Violence against women has been described as “perhaps the most shameful human rights violation, and the most pervasive.”
Addressing violence against women is central to the achievement of Millennium Development Goal (MDG) 3 on women's empowerment and gender equality, as well as MDGs 4, 5 and 6. It is also a peace and security issue. In spite of this recognition, investment in prevention and in services for survivors remains woefully inadequate.
Research on violence against women – especially male partner violence – has increased. Since 2005, when the first results of the World Health Organization (WHO) Multi-Country Study on Women’s Health and Domestic Violence were launched, the number of intimate partner violence prevalence studies increased fourfold, from 80 to more than 300, in 2008. We now have population-based prevalence data on intimate partner violence from more than 90 countries, although there are still some regions – such as the Middle East and West Africa – where there is relatively limited data. Similarly, there is also a growing body of evidence about the range of negative health and development consequences of this violence.
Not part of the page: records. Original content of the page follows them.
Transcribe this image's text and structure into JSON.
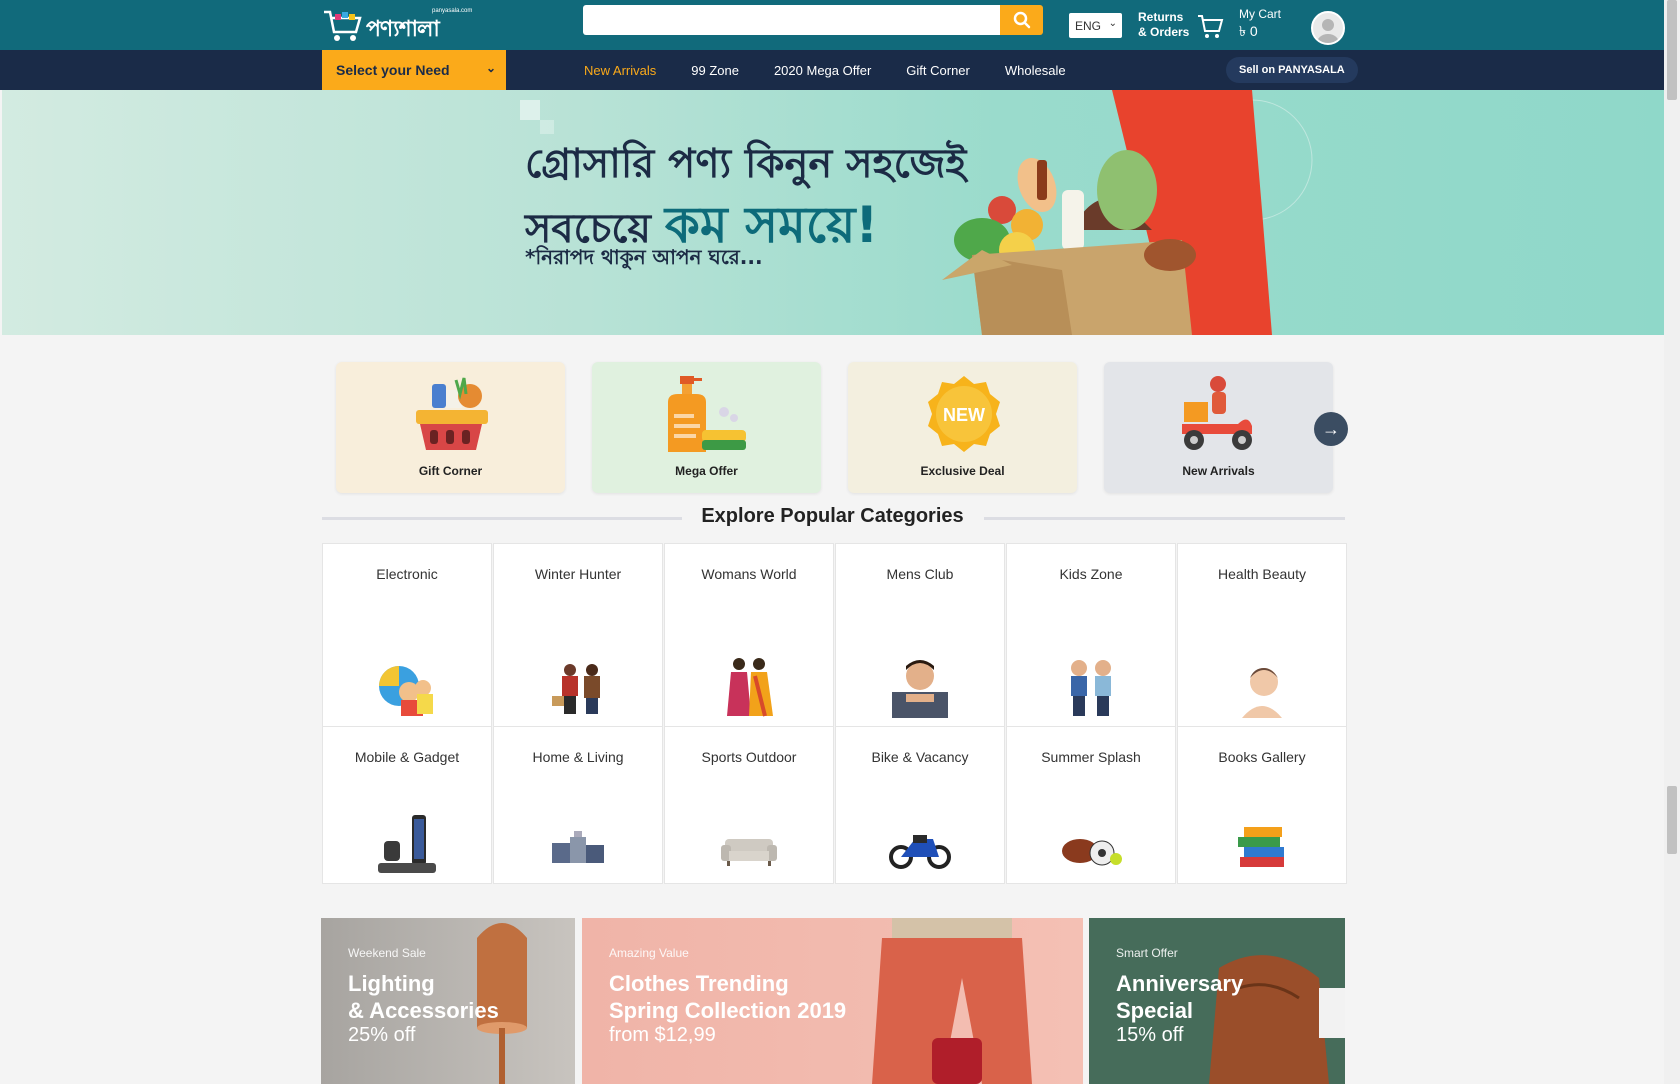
{
  "header": {
    "logo_text": "পণ্যশালা",
    "logo_subtext": "panyasala.com",
    "search_placeholder": "",
    "language": "ENG",
    "returns_line1": "Returns",
    "returns_line2": "& Orders",
    "cart_label": "My Cart",
    "cart_amount": "৳ 0"
  },
  "navbar": {
    "need_label": "Select your Need",
    "links": [
      "New Arrivals",
      "99 Zone",
      "2020 Mega Offer",
      "Gift Corner",
      "Wholesale"
    ],
    "sell_label": "Sell on PANYASALA"
  },
  "hero": {
    "line1": "গ্রোসারি পণ্য কিনুন সহজেই",
    "line2_plain": "সবচেয়ে",
    "line2_accent": "কম সময়ে!",
    "line3": "*নিরাপদ থাকুন আপন ঘরে..."
  },
  "features": [
    {
      "label": "Gift Corner",
      "bg": "#f8eedb"
    },
    {
      "label": "Mega Offer",
      "bg": "#e0f1df"
    },
    {
      "label": "Exclusive Deal",
      "bg": "#f3efdf"
    },
    {
      "label": "New Arrivals",
      "bg": "#e3e5e9"
    }
  ],
  "explore_title": "Explore Popular Categories",
  "categories": [
    "Electronic",
    "Winter Hunter",
    "Womans World",
    "Mens Club",
    "Kids Zone",
    "Health Beauty",
    "Mobile & Gadget",
    "Home & Living",
    "Sports Outdoor",
    "Bike & Vacancy",
    "Summer Splash",
    "Books Gallery"
  ],
  "promos": [
    {
      "small": "Weekend Sale",
      "big1": "Lighting",
      "big2": "& Accessories",
      "sub": "25% off"
    },
    {
      "small": "Amazing Value",
      "big1": "Clothes Trending",
      "big2": "Spring Collection 2019",
      "sub": "from $12,99"
    },
    {
      "small": "Smart Offer",
      "big1": "Anniversary",
      "big2": "Special",
      "sub": "15% off"
    }
  ],
  "colors": {
    "topbar": "#116a7b",
    "navbar": "#1a2b48",
    "accent": "#fbaa1a"
  }
}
Women suffer violent deaths either directly – through homicide – or indirectly, through suicide, maternal causes and AIDS. Violence is also an important cause of morbidity from multiple mental, physical, sexual and reproductive health outcomes, and it is also linked with known risk factors for poor health, such as alcohol and drug use, smoking and unsafe sex. Violence during pregnancy has also been associated with an increased risk of miscarriage, premature delivery and low birth weight.
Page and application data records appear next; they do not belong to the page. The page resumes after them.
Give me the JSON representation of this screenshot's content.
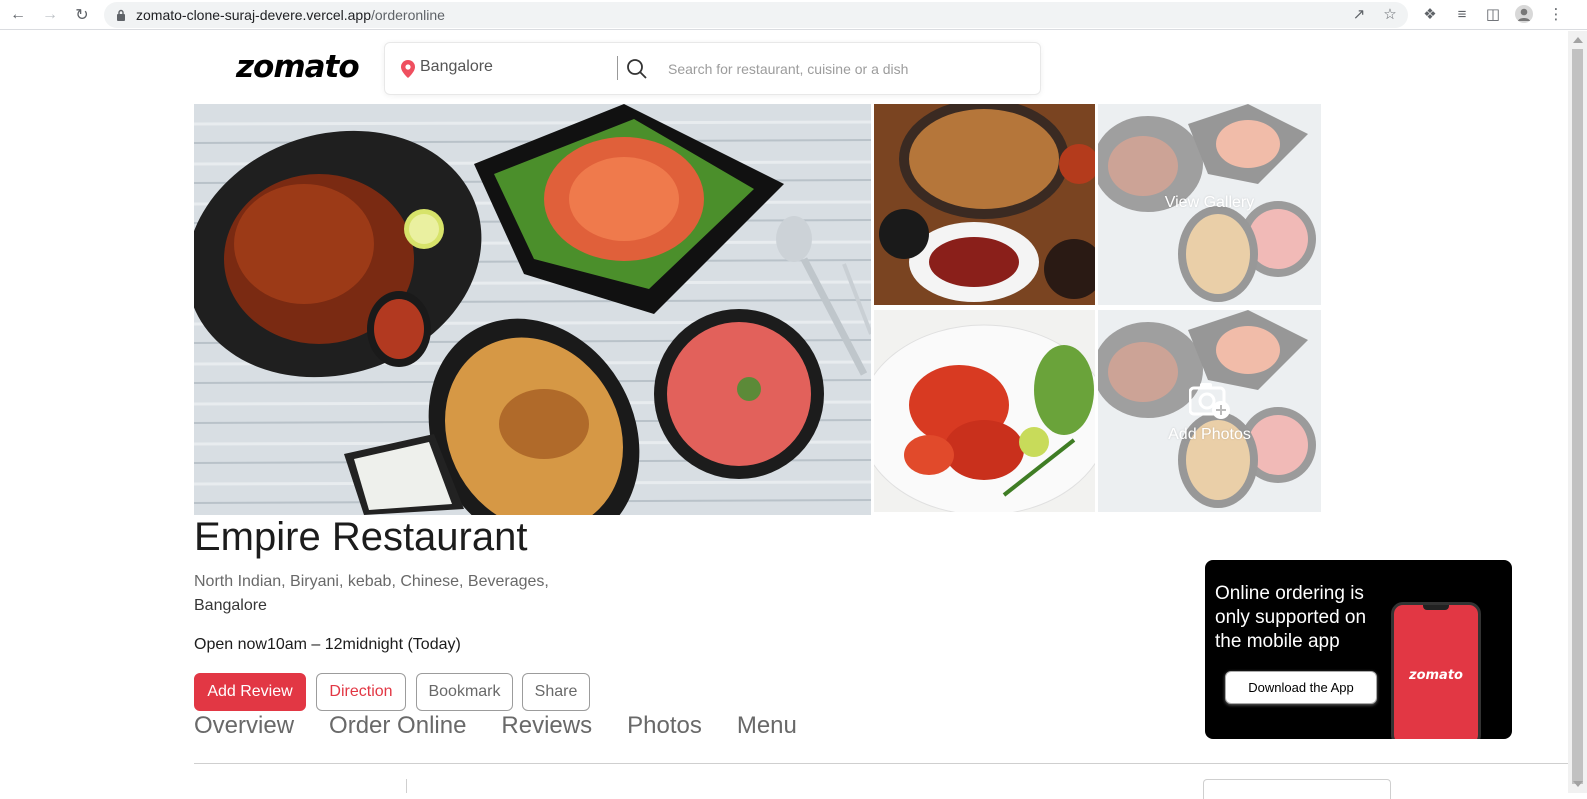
{
  "browser": {
    "url_host": "zomato-clone-suraj-devere.vercel.app",
    "url_path": "/orderonline"
  },
  "header": {
    "logo": "zomato",
    "location": "Bangalore",
    "search_placeholder": "Search for restaurant, cuisine or a dish"
  },
  "gallery": {
    "view_gallery_label": "View Gallery",
    "add_photos_label": "Add Photos"
  },
  "restaurant": {
    "name": "Empire Restaurant",
    "cuisines": "North Indian, Biryani, kebab, Chinese, Beverages,",
    "city": "Bangalore",
    "timing": "Open now10am – 12midnight (Today)"
  },
  "actions": {
    "add_review": "Add Review",
    "direction": "Direction",
    "bookmark": "Bookmark",
    "share": "Share"
  },
  "tabs": [
    "Overview",
    "Order Online",
    "Reviews",
    "Photos",
    "Menu"
  ],
  "promo": {
    "text": "Online ordering is only supported on the mobile app",
    "button": "Download the App",
    "phone_logo": "zomato"
  },
  "colors": {
    "brand": "#e23744",
    "text_dark": "#1c1c1c",
    "text_muted": "#696969"
  }
}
When the cumulative impacts on mortality and morbidity are assessed, the health burden is often higher than for other, more commonly accepted, public health priorities. In Mexico City, for example, rape and intimate partner violence against women was estimated to be the third most important cause of morbidity and mortality, accounting for 5.6% of all disability-adjusted life years lost.
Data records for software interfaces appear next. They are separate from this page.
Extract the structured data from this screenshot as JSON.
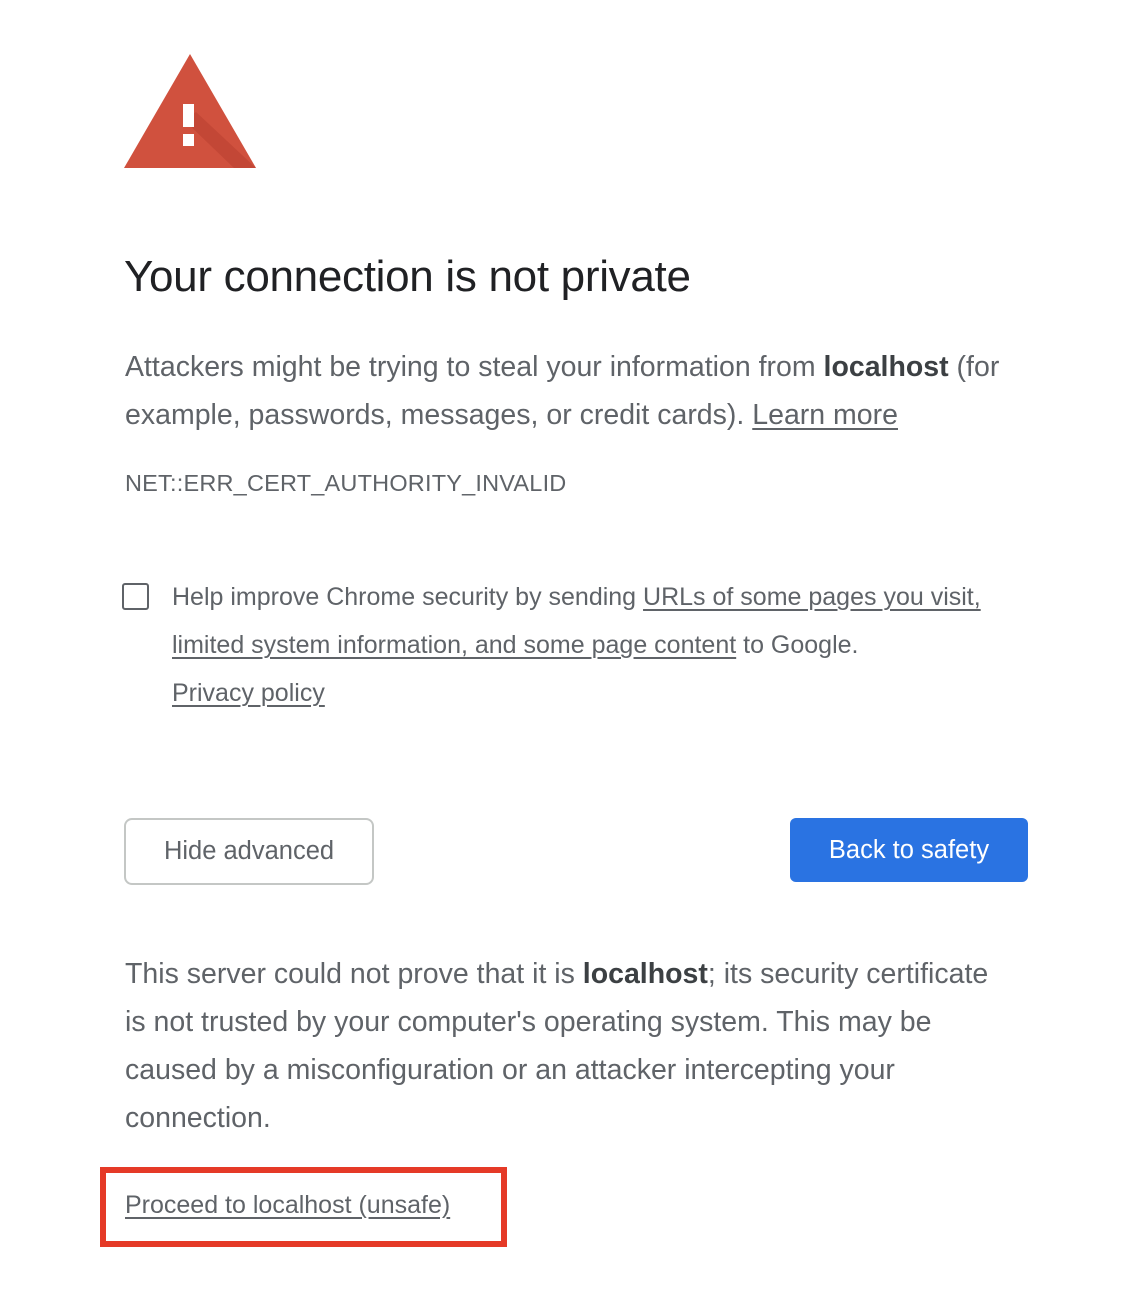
{
  "icons": {
    "warning": "warning-triangle-icon"
  },
  "colors": {
    "warning_red": "#d0513e",
    "primary_button": "#2a73e2",
    "highlight_box": "#e53a27",
    "title_text": "#202124",
    "body_text": "#5f6368"
  },
  "title": "Your connection is not private",
  "main_message": {
    "prefix": "Attackers might be trying to steal your information from ",
    "host": "localhost",
    "suffix": " (for example, passwords, messages, or credit cards). ",
    "learn_more": "Learn more"
  },
  "error_code": "NET::ERR_CERT_AUTHORITY_INVALID",
  "optin": {
    "checked": false,
    "prefix": "Help improve Chrome security by sending ",
    "link": "URLs of some pages you visit, limited system information, and some page content",
    "suffix": " to Google. ",
    "privacy_link": "Privacy policy"
  },
  "buttons": {
    "hide_advanced": "Hide advanced",
    "back_to_safety": "Back to safety"
  },
  "details": {
    "prefix": "This server could not prove that it is ",
    "host": "localhost",
    "suffix": "; its security certificate is not trusted by your computer's operating system. This may be caused by a misconfiguration or an attacker intercepting your connection."
  },
  "proceed_link": "Proceed to localhost (unsafe)"
}
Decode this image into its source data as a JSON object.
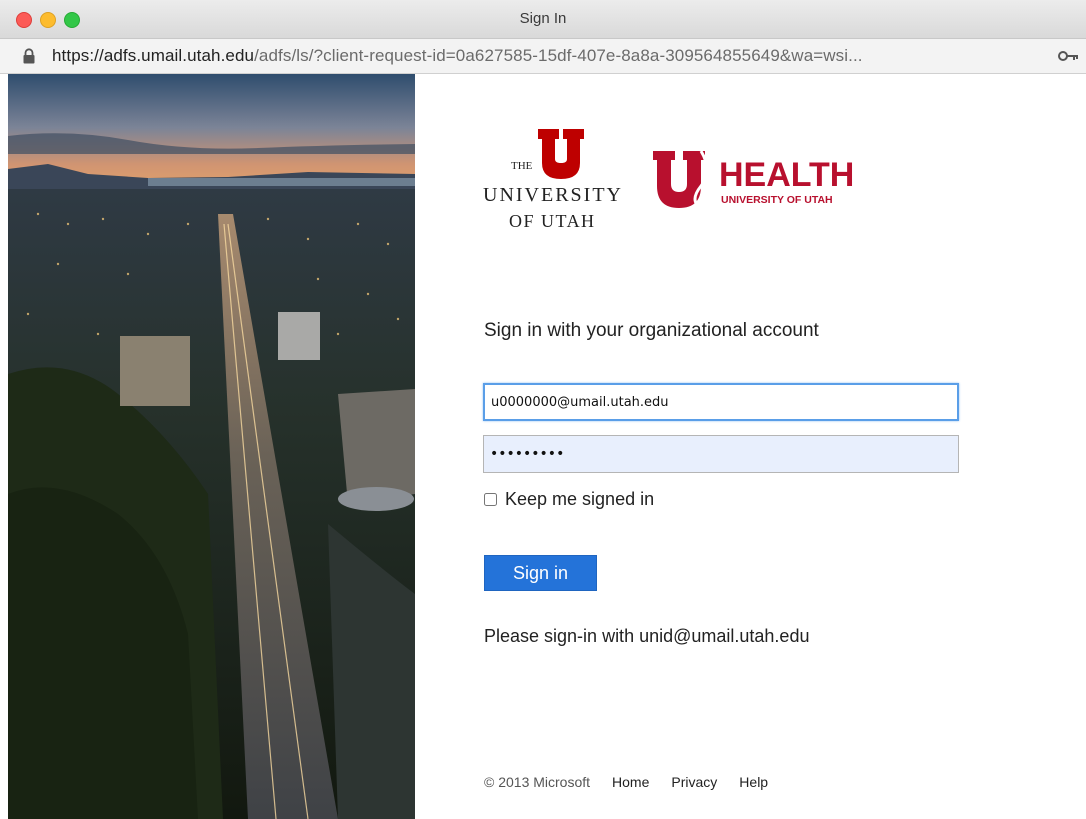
{
  "window": {
    "title": "Sign In"
  },
  "urlbar": {
    "host": "https://adfs.umail.utah.edu",
    "path": "/adfs/ls/?client-request-id=0a627585-15df-407e-8a8a-309564855649&wa=wsi..."
  },
  "logos": {
    "the": "THE",
    "university": "UNIVERSITY",
    "of_utah": "OF UTAH",
    "health": "HEALTH",
    "health_sub": "UNIVERSITY OF UTAH"
  },
  "form": {
    "heading": "Sign in with your organizational account",
    "username_value": "u0000000@umail.utah.edu",
    "password_value": "•••••••••",
    "keep_signed_in_label": "Keep me signed in",
    "keep_signed_in_checked": false,
    "signin_label": "Sign in",
    "hint": "Please sign-in with unid@umail.utah.edu"
  },
  "footer": {
    "copyright": "© 2013 Microsoft",
    "links": [
      "Home",
      "Privacy",
      "Help"
    ]
  },
  "colors": {
    "utah_red": "#be0000",
    "health_red": "#b8102e",
    "button_blue": "#2473d9"
  }
}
In Victoria, Australia, partner violence accounted for 7.9% of the overall disease burden among women of reproductive age and was a larger risk to health than factors such as raised blood pressure, tobacco use and increased body weight.9
In addition to the human costs, research also shows that violence has huge economic costs, including the direct costs to health, legal, police and other services. In 2002, Health Canada estimated that the direct medical cost of all forms of violence against women was 1.1 billion Canadian dollars. In low-resource settings, relatively few women may seek help from formal services, but because of the high prevalence of violence, the overall costs are substantial.
In Uganda, for example, the cost of domestic violence was estimated at 2.5 million United States dollars in 2007.
The broader social costs are profound but difficult to quantify.12 Violence against women is likely to constrain poverty reduction efforts by reducing women’s participation in productive employment.
Violence also undermines efforts to improve women’s access to education, with violence and the fear of violence contributing to lower school enrolment for girls. Domestic violence has also been shown to affect the welfare and education of children in the family.
This growing understanding of the impact of violence needs to be translated into investment in primary, secondary and tertiary level prevention: including both services that respond to the needs of women living with or who have experienced violence and interventions to prevent violence.
WHO has recently published Preventing intimate partner and sexual violence against women: taking action and generating evidence. This publication summarizes the existing evidence on strategies for primary prevention, identifying those that have been shown to be effective and those that seem promising or theoretically feasible.
The review highlights the urgent need for more evidence on effective prevention interventions and for integrating sound evaluation into new initiatives, both to monitor and improve their impact and to expand the global evidence base in this area. It recognizes how infant and early childhood experiences influence the likelihood of people later becoming perpetrators or victims of intimate partner and sexual violence, as well as the need for early childhood interventions, especially for children growing up in families where there is abuse.
It also recognizes the importance of strategies to empower women, financially and personally, and of challenging social norms that perpetuate this violence. Laws and policies that promote and protect the human rights of women are also necessary, if not sufficient, to address violence against women.
In addition, health and other services need to be available and responsive to the needs of women suffering abuse. Concerted action is needed in all of these areas, but there is limited research on the most effective approaches.
Source: Bulletin of the World Health Organization